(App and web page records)
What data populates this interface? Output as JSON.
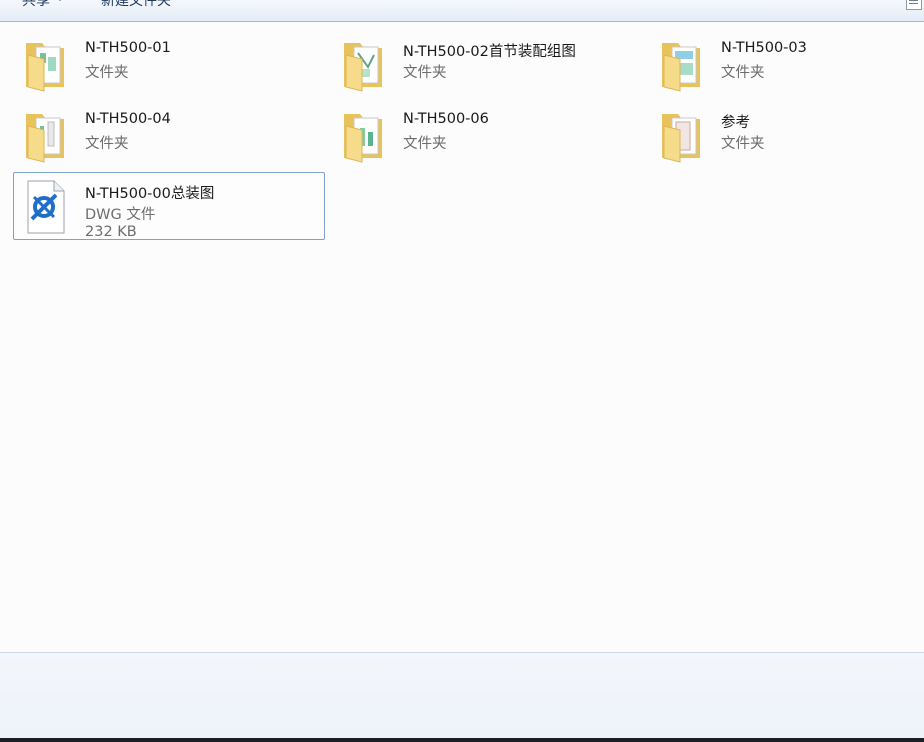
{
  "toolbar": {
    "share_label": "共享",
    "new_folder_label": "新建文件夹",
    "view_icon": "view-options-icon"
  },
  "items": [
    {
      "name": "N-TH500-01",
      "type": "文件夹",
      "icon": "folder-icon"
    },
    {
      "name": "N-TH500-02首节装配组图",
      "type": "文件夹",
      "icon": "folder-icon"
    },
    {
      "name": "N-TH500-03",
      "type": "文件夹",
      "icon": "folder-icon"
    },
    {
      "name": "N-TH500-04",
      "type": "文件夹",
      "icon": "folder-icon"
    },
    {
      "name": "N-TH500-06",
      "type": "文件夹",
      "icon": "folder-icon"
    },
    {
      "name": "参考",
      "type": "文件夹",
      "icon": "folder-icon"
    },
    {
      "name": "N-TH500-00总装图",
      "type": "DWG 文件",
      "size": "232 KB",
      "icon": "dwg-file-icon",
      "selected": true
    }
  ],
  "colors": {
    "selection_border": "#7da2ce",
    "folder_yellow": "#f3d57a",
    "dwg_blue": "#1f6fc9"
  }
}
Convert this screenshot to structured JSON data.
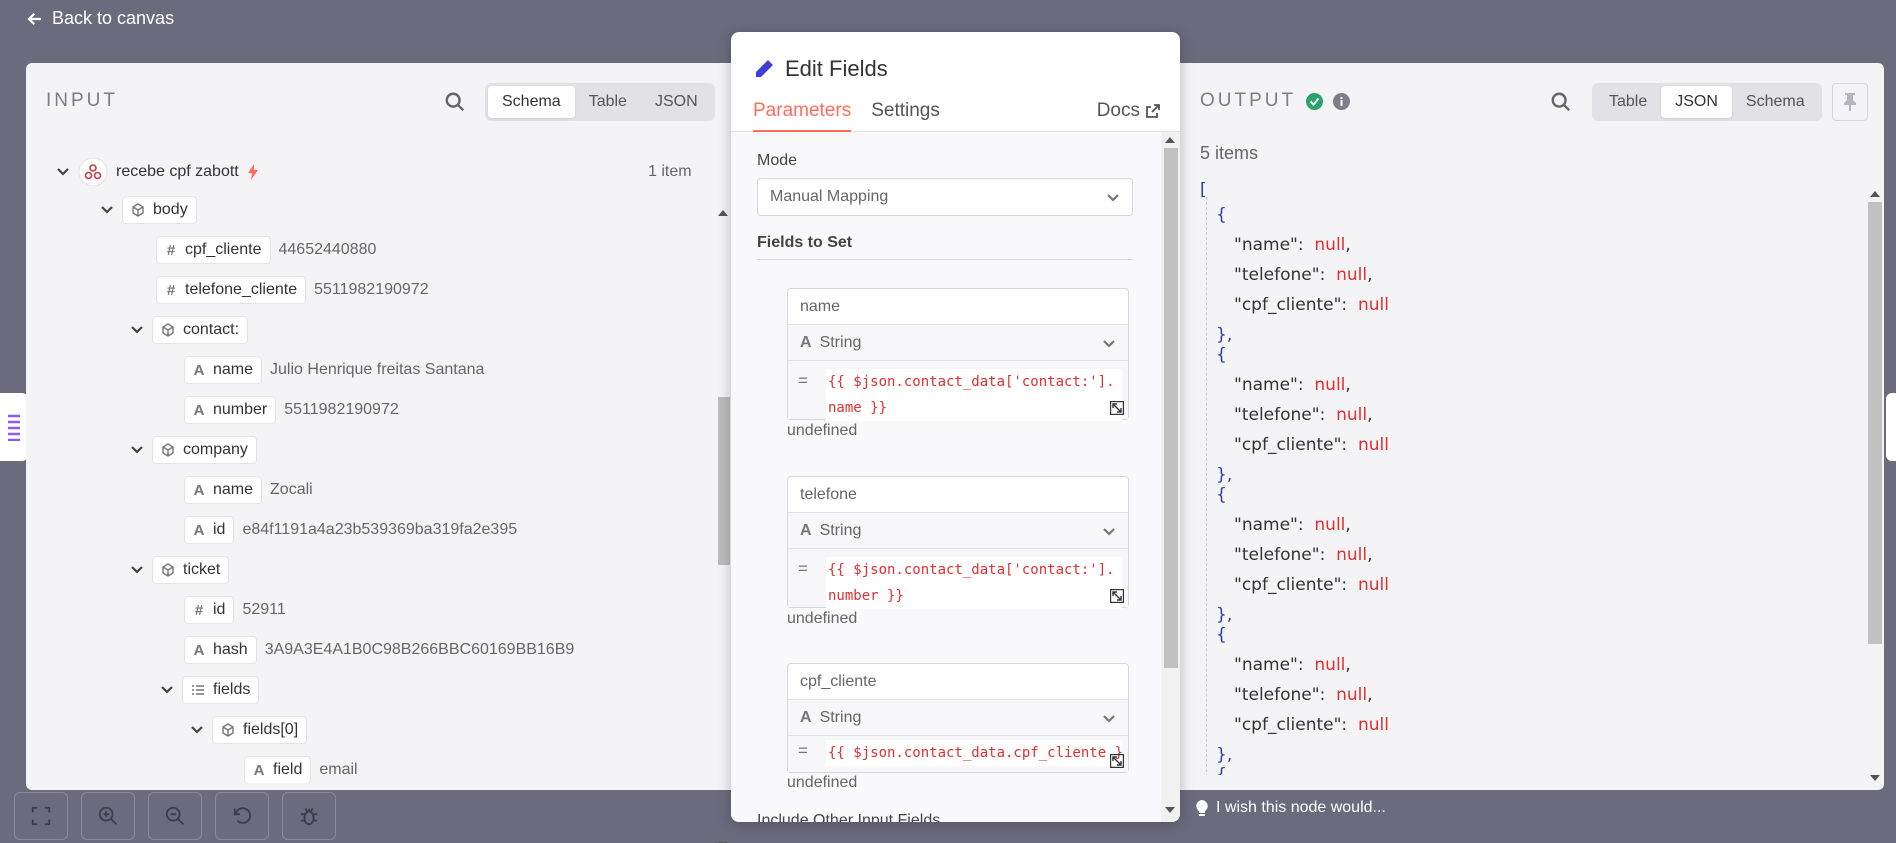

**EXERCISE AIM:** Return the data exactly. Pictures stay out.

**RESULT OF THE EXERCISE:**
What data populates this interface? Output as JSON.
{
  "toolbar": {
    "share_label": "共享",
    "new_folder_label": "新建文件夹",
    "view_icon": "view-options-icon"
  },
  "items": [
    {
      "name": "N-TH500-01",
      "type": "文件夹",
      "icon": "folder-icon"
    },
    {
      "name": "N-TH500-02首节装配组图",
      "type": "文件夹",
      "icon": "folder-icon"
    },
    {
      "name": "N-TH500-03",
      "type": "文件夹",
      "icon": "folder-icon"
    },
    {
      "name": "N-TH500-04",
      "type": "文件夹",
      "icon": "folder-icon"
    },
    {
      "name": "N-TH500-06",
      "type": "文件夹",
      "icon": "folder-icon"
    },
    {
      "name": "参考",
      "type": "文件夹",
      "icon": "folder-icon"
    },
    {
      "name": "N-TH500-00总装图",
      "type": "DWG 文件",
      "size": "232 KB",
      "icon": "dwg-file-icon",
      "selected": true
    }
  ],
  "colors": {
    "selection_border": "#7da2ce",
    "folder_yellow": "#f3d57a",
    "dwg_blue": "#1f6fc9"
  }
}
Convert this screenshot to structured JSON data.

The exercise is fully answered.